“Swedish Highly Skilled International ‘Returners’ in the Medical Field: A cultural analysis of transnational experiences, transfer of knowledge and skills” is the title of the third project. Researchers in the project are Pettersson, Wolanik Boström and Öhlander. It is based on interviews with three categories in the medical field: (i) medical biologists, who are depended on international mobility for successful research; (ii) specialist physicians, involved in research and/or clinical practice, for whom mobility is supposed to enhance both; and (iii) specialised physicians working as volunteers for international organisations, gaining skills on effective work under difficult circumstances and with limited resources. The aim is to describe and analyse incentives to move abroad, experiences of living and working in another country, and what happens when they return, e.g. the returners’ possibilities to apply and implement the newly gained professional knowledge and experiences at Swedish working places.

Helena Pettersson (helena.pettersson@umu.se); Associate Professor in Ethnology, Umeå University. Pettersson’s research has during the past years focused on academic mobility among physicists, medical professionals and life scientists and has conducted fieldwork in various laboratory environments.

Katarzyna Wolanik Boström (katarzyna.wolanik.bostrom@umu.se); PhD in Ethnology, Umeå University.

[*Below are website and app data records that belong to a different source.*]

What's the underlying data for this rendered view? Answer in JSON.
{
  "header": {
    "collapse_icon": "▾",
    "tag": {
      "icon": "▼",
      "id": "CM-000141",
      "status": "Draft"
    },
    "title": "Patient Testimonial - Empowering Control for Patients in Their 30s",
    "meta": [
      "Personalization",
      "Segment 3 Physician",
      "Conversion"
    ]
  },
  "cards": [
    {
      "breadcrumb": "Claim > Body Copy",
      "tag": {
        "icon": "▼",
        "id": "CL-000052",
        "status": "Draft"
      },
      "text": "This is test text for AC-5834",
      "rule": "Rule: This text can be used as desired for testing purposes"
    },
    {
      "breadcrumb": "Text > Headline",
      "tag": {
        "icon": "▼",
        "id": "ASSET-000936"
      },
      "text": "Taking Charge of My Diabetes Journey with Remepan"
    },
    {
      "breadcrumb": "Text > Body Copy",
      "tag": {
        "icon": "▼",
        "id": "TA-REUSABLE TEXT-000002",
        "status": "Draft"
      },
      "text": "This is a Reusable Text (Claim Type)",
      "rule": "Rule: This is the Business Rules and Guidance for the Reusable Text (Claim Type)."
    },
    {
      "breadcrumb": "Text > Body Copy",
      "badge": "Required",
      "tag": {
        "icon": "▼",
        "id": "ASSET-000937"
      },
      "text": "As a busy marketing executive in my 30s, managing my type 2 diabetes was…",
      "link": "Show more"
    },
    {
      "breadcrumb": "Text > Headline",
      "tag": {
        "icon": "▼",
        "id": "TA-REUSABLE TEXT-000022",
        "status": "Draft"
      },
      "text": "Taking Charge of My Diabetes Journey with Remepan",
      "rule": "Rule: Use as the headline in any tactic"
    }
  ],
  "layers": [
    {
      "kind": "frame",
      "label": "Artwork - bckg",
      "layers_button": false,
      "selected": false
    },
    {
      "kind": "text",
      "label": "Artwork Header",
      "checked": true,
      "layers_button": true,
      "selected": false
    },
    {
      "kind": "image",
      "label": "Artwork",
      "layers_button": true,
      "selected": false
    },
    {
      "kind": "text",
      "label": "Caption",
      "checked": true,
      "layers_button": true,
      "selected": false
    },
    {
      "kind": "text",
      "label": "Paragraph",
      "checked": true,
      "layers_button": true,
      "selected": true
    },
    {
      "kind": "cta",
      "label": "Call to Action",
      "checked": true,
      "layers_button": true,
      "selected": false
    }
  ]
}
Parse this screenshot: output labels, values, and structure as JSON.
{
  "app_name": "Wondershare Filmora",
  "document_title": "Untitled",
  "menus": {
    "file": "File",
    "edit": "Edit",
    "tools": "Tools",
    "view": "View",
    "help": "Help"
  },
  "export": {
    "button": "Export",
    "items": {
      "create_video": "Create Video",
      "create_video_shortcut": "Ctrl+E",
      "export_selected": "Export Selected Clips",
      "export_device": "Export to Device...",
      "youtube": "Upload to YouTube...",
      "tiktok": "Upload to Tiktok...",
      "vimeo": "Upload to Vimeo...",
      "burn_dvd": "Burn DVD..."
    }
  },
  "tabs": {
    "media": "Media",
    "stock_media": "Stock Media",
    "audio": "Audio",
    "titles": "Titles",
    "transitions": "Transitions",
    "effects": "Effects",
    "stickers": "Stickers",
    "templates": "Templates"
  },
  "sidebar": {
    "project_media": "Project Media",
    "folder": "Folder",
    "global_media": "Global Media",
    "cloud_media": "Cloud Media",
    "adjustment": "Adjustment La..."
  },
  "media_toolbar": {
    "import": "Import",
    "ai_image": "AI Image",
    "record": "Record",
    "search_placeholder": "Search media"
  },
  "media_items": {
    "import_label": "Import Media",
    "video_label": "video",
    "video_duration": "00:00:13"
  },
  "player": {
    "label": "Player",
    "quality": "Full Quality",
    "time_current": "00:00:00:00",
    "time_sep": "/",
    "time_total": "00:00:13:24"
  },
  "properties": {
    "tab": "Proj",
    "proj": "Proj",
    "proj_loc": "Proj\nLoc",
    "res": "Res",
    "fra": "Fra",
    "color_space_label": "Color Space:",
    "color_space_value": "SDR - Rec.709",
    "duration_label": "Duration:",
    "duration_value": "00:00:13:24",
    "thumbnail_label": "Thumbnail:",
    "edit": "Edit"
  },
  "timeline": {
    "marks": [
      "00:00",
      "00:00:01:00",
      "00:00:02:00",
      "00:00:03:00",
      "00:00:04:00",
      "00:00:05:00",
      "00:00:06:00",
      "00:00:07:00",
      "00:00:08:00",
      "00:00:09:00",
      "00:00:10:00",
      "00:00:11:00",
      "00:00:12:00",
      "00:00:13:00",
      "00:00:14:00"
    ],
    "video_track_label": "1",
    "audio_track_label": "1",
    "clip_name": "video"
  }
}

She has done research on highly skilled professionals, occupational cultures, status, narrativity, intersectionality, and family stories.

Magnus Öhlander (magnus.ohlander@etnologi.su.se); professor of European Ethnology, Stockholm University; has done research in different fields, for instance about elderly care, ideas about racism in Swedish public debate, and notions about immigrants as patients in health care. He has written about culture theory and ethnographic methods.